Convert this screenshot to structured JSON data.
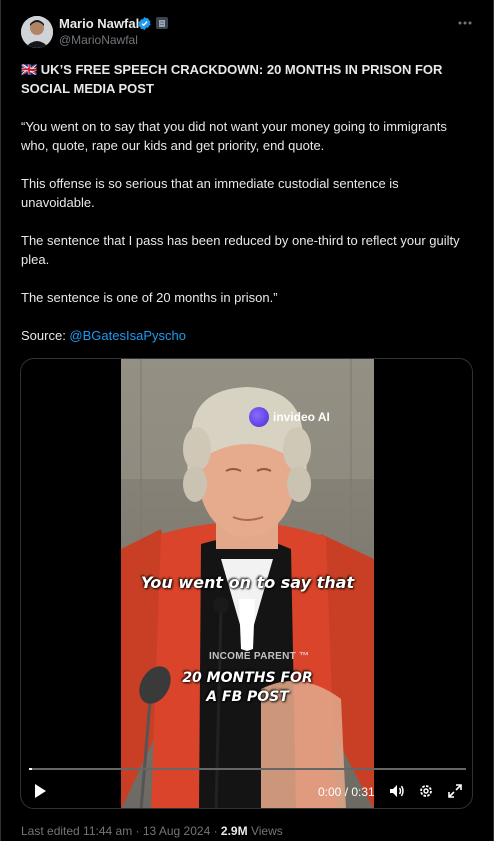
{
  "author": {
    "name": "Mario Nawfal",
    "handle": "@MarioNawfal"
  },
  "post": {
    "headline": "🇬🇧 UK’S FREE SPEECH CRACKDOWN: 20 MONTHS IN PRISON FOR SOCIAL MEDIA POST",
    "para1": "“You went on to say that you did not want your money going to immigrants who, quote, rape our kids and get priority, end quote.",
    "para2": "This offense is so serious that an immediate custodial sentence is unavoidable.",
    "para3": "The sentence that I pass has been reduced by one-third to reflect your guilty plea.",
    "para4": "The sentence is one of 20 months in prison.”",
    "source_label": "Source: ",
    "source_link": "@BGatesIsaPyscho"
  },
  "video": {
    "watermark_invideo": "invideo AI",
    "watermark_brand": "INCOME PARENT ™",
    "caption_top": "You went on to say that",
    "caption_bottom_line1": "20 MONTHS FOR",
    "caption_bottom_line2": "A FB POST",
    "time_display": "0:00 / 0:31",
    "progress": 0
  },
  "footer": {
    "edited": "Last edited 11:44 am · 13 Aug 2024 · ",
    "views_count": "2.9M",
    "views_label": " Views"
  },
  "colors": {
    "link": "#1d9bf0",
    "verified": "#1d9bf0",
    "robe": "#d9442a"
  },
  "icons": [
    "verified-badge-icon",
    "affiliate-badge-icon",
    "more-options-icon",
    "play-icon",
    "volume-icon",
    "settings-icon",
    "fullscreen-icon"
  ]
}
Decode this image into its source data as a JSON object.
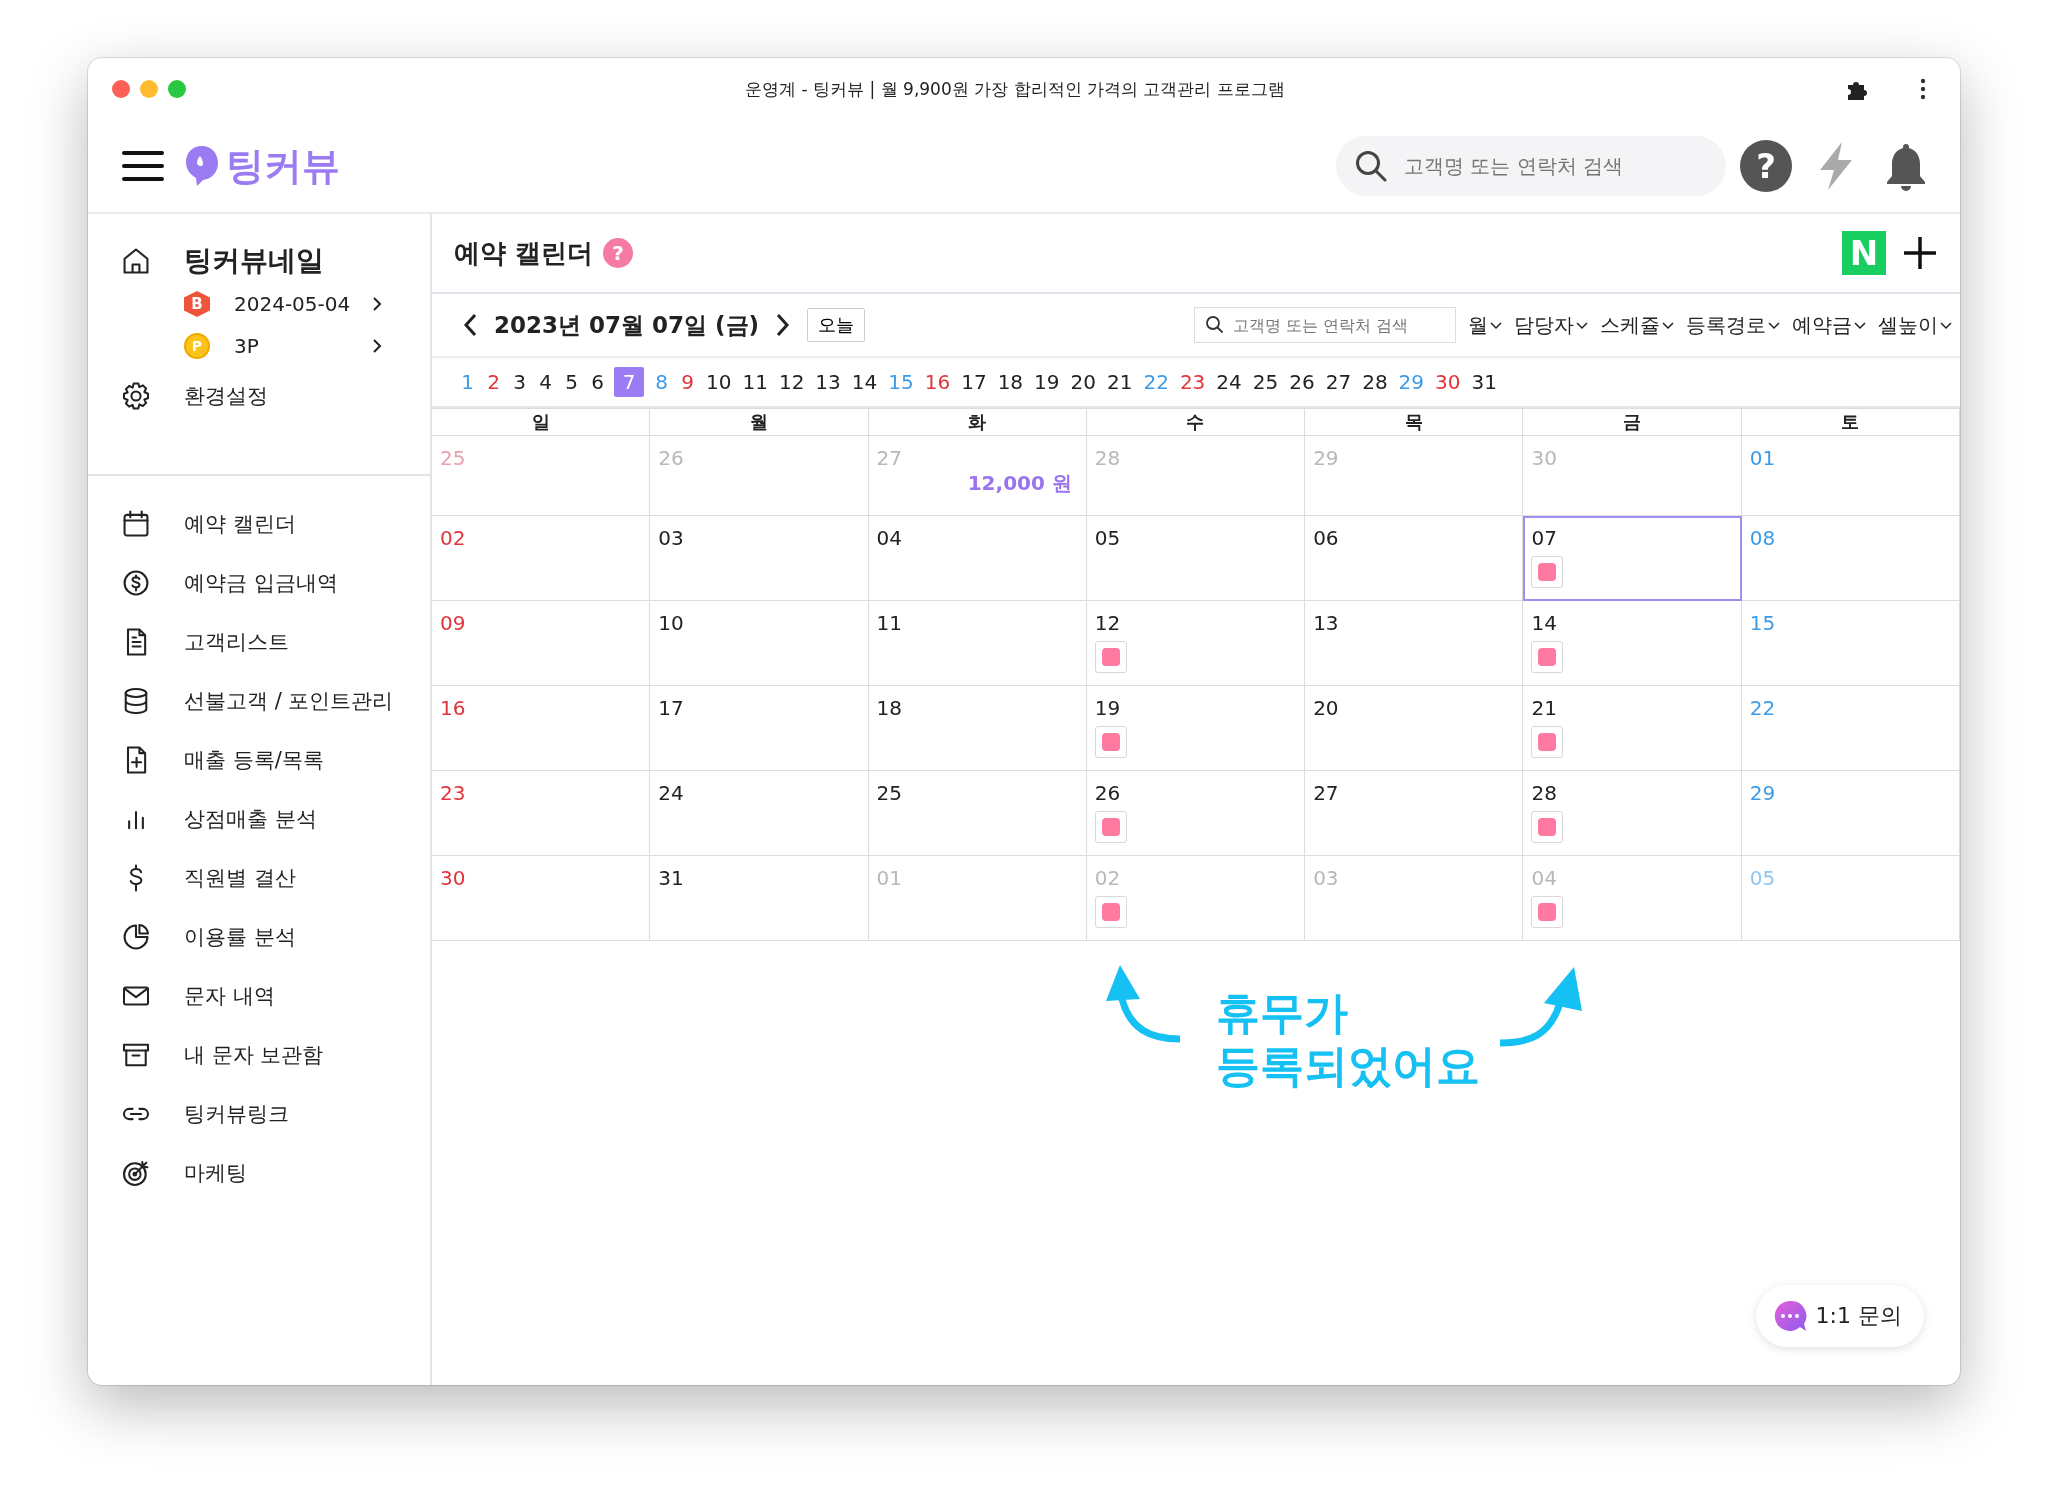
{
  "window": {
    "title": "운영계 - 팅커뷰 | 월 9,900원 가장 합리적인 가격의 고객관리 프로그램"
  },
  "header": {
    "logo": "팅커뷰",
    "search": {
      "placeholder": "고객명 또는 연락처 검색"
    },
    "help": "?"
  },
  "sidebar": {
    "account": {
      "name": "팅커뷰네일",
      "badge": "B",
      "plan_date": "2024-05-04",
      "coin": "P",
      "points": "3P"
    },
    "settings": "환경설정",
    "items": [
      {
        "label": "예약 캘린더"
      },
      {
        "label": "예약금 입금내역"
      },
      {
        "label": "고객리스트"
      },
      {
        "label": "선불고객 / 포인트관리"
      },
      {
        "label": "매출 등록/목록"
      },
      {
        "label": "상점매출 분석"
      },
      {
        "label": "직원별 결산"
      },
      {
        "label": "이용률 분석"
      },
      {
        "label": "문자 내역"
      },
      {
        "label": "내 문자 보관함"
      },
      {
        "label": "팅커뷰링크"
      },
      {
        "label": "마케팅"
      }
    ]
  },
  "page": {
    "title": "예약 캘린더",
    "help": "?",
    "naver": "N",
    "date": "2023년 07월 07일 (금)",
    "today": "오늘",
    "search": {
      "placeholder": "고객명 또는 연락처 검색"
    },
    "filters": [
      "월",
      "담당자",
      "스케쥴",
      "등록경로",
      "예약금",
      "셀높이"
    ]
  },
  "day_strip": [
    {
      "label": "1",
      "kind": "sat",
      "selected": false
    },
    {
      "label": "2",
      "kind": "sun",
      "selected": false
    },
    {
      "label": "3",
      "kind": "day",
      "selected": false
    },
    {
      "label": "4",
      "kind": "day",
      "selected": false
    },
    {
      "label": "5",
      "kind": "day",
      "selected": false
    },
    {
      "label": "6",
      "kind": "day",
      "selected": false
    },
    {
      "label": "7",
      "kind": "day",
      "selected": true
    },
    {
      "label": "8",
      "kind": "sat",
      "selected": false
    },
    {
      "label": "9",
      "kind": "sun",
      "selected": false
    },
    {
      "label": "10",
      "kind": "day",
      "selected": false
    },
    {
      "label": "11",
      "kind": "day",
      "selected": false
    },
    {
      "label": "12",
      "kind": "day",
      "selected": false
    },
    {
      "label": "13",
      "kind": "day",
      "selected": false
    },
    {
      "label": "14",
      "kind": "day",
      "selected": false
    },
    {
      "label": "15",
      "kind": "sat",
      "selected": false
    },
    {
      "label": "16",
      "kind": "sun",
      "selected": false
    },
    {
      "label": "17",
      "kind": "day",
      "selected": false
    },
    {
      "label": "18",
      "kind": "day",
      "selected": false
    },
    {
      "label": "19",
      "kind": "day",
      "selected": false
    },
    {
      "label": "20",
      "kind": "day",
      "selected": false
    },
    {
      "label": "21",
      "kind": "day",
      "selected": false
    },
    {
      "label": "22",
      "kind": "sat",
      "selected": false
    },
    {
      "label": "23",
      "kind": "sun",
      "selected": false
    },
    {
      "label": "24",
      "kind": "day",
      "selected": false
    },
    {
      "label": "25",
      "kind": "day",
      "selected": false
    },
    {
      "label": "26",
      "kind": "day",
      "selected": false
    },
    {
      "label": "27",
      "kind": "day",
      "selected": false
    },
    {
      "label": "28",
      "kind": "day",
      "selected": false
    },
    {
      "label": "29",
      "kind": "sat",
      "selected": false
    },
    {
      "label": "30",
      "kind": "sun",
      "selected": false
    },
    {
      "label": "31",
      "kind": "day",
      "selected": false
    }
  ],
  "calendar": {
    "weekdays": [
      "일",
      "월",
      "화",
      "수",
      "목",
      "금",
      "토"
    ],
    "weeks": [
      [
        {
          "label": "25",
          "kind": "sun",
          "outside": true,
          "holiday": false,
          "selected": false
        },
        {
          "label": "26",
          "kind": "day",
          "outside": true,
          "holiday": false,
          "selected": false
        },
        {
          "label": "27",
          "kind": "day",
          "outside": true,
          "holiday": false,
          "selected": false,
          "amount": "12,000 원"
        },
        {
          "label": "28",
          "kind": "day",
          "outside": true,
          "holiday": false,
          "selected": false
        },
        {
          "label": "29",
          "kind": "day",
          "outside": true,
          "holiday": false,
          "selected": false
        },
        {
          "label": "30",
          "kind": "day",
          "outside": true,
          "holiday": false,
          "selected": false
        },
        {
          "label": "01",
          "kind": "sat",
          "outside": false,
          "holiday": false,
          "selected": false
        }
      ],
      [
        {
          "label": "02",
          "kind": "sun",
          "outside": false,
          "holiday": false,
          "selected": false
        },
        {
          "label": "03",
          "kind": "day",
          "outside": false,
          "holiday": false,
          "selected": false
        },
        {
          "label": "04",
          "kind": "day",
          "outside": false,
          "holiday": false,
          "selected": false
        },
        {
          "label": "05",
          "kind": "day",
          "outside": false,
          "holiday": false,
          "selected": false
        },
        {
          "label": "06",
          "kind": "day",
          "outside": false,
          "holiday": false,
          "selected": false
        },
        {
          "label": "07",
          "kind": "day",
          "outside": false,
          "holiday": true,
          "selected": true
        },
        {
          "label": "08",
          "kind": "sat",
          "outside": false,
          "holiday": false,
          "selected": false
        }
      ],
      [
        {
          "label": "09",
          "kind": "sun",
          "outside": false,
          "holiday": false,
          "selected": false
        },
        {
          "label": "10",
          "kind": "day",
          "outside": false,
          "holiday": false,
          "selected": false
        },
        {
          "label": "11",
          "kind": "day",
          "outside": false,
          "holiday": false,
          "selected": false
        },
        {
          "label": "12",
          "kind": "day",
          "outside": false,
          "holiday": true,
          "selected": false
        },
        {
          "label": "13",
          "kind": "day",
          "outside": false,
          "holiday": false,
          "selected": false
        },
        {
          "label": "14",
          "kind": "day",
          "outside": false,
          "holiday": true,
          "selected": false
        },
        {
          "label": "15",
          "kind": "sat",
          "outside": false,
          "holiday": false,
          "selected": false
        }
      ],
      [
        {
          "label": "16",
          "kind": "sun",
          "outside": false,
          "holiday": false,
          "selected": false
        },
        {
          "label": "17",
          "kind": "day",
          "outside": false,
          "holiday": false,
          "selected": false
        },
        {
          "label": "18",
          "kind": "day",
          "outside": false,
          "holiday": false,
          "selected": false
        },
        {
          "label": "19",
          "kind": "day",
          "outside": false,
          "holiday": true,
          "selected": false
        },
        {
          "label": "20",
          "kind": "day",
          "outside": false,
          "holiday": false,
          "selected": false
        },
        {
          "label": "21",
          "kind": "day",
          "outside": false,
          "holiday": true,
          "selected": false
        },
        {
          "label": "22",
          "kind": "sat",
          "outside": false,
          "holiday": false,
          "selected": false
        }
      ],
      [
        {
          "label": "23",
          "kind": "sun",
          "outside": false,
          "holiday": false,
          "selected": false
        },
        {
          "label": "24",
          "kind": "day",
          "outside": false,
          "holiday": false,
          "selected": false
        },
        {
          "label": "25",
          "kind": "day",
          "outside": false,
          "holiday": false,
          "selected": false
        },
        {
          "label": "26",
          "kind": "day",
          "outside": false,
          "holiday": true,
          "selected": false
        },
        {
          "label": "27",
          "kind": "day",
          "outside": false,
          "holiday": false,
          "selected": false
        },
        {
          "label": "28",
          "kind": "day",
          "outside": false,
          "holiday": true,
          "selected": false
        },
        {
          "label": "29",
          "kind": "sat",
          "outside": false,
          "holiday": false,
          "selected": false
        }
      ],
      [
        {
          "label": "30",
          "kind": "sun",
          "outside": false,
          "holiday": false,
          "selected": false
        },
        {
          "label": "31",
          "kind": "day",
          "outside": false,
          "holiday": false,
          "selected": false
        },
        {
          "label": "01",
          "kind": "day",
          "outside": true,
          "holiday": false,
          "selected": false
        },
        {
          "label": "02",
          "kind": "day",
          "outside": true,
          "holiday": true,
          "selected": false
        },
        {
          "label": "03",
          "kind": "day",
          "outside": true,
          "holiday": false,
          "selected": false
        },
        {
          "label": "04",
          "kind": "day",
          "outside": true,
          "holiday": true,
          "selected": false
        },
        {
          "label": "05",
          "kind": "sat",
          "outside": true,
          "holiday": false,
          "selected": false
        }
      ]
    ]
  },
  "annotation": {
    "lines": [
      "휴무가",
      "등록되었어요"
    ]
  },
  "chat": {
    "label": "1:1 문의"
  }
}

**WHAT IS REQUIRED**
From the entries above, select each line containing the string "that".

**RESULT FOR THIS TASK**
    "para1": "“You went on to say that you did not want your money going to immigrants who, quote, rape our kids and get priority, end quote.",
    "para2": "This offense is so serious that an immediate custodial sentence is unavoidable.",
    "para3": "The sentence that I pass has been reduced by one-third to reflect your guilty plea.",
    "caption_top": "You went on to say that",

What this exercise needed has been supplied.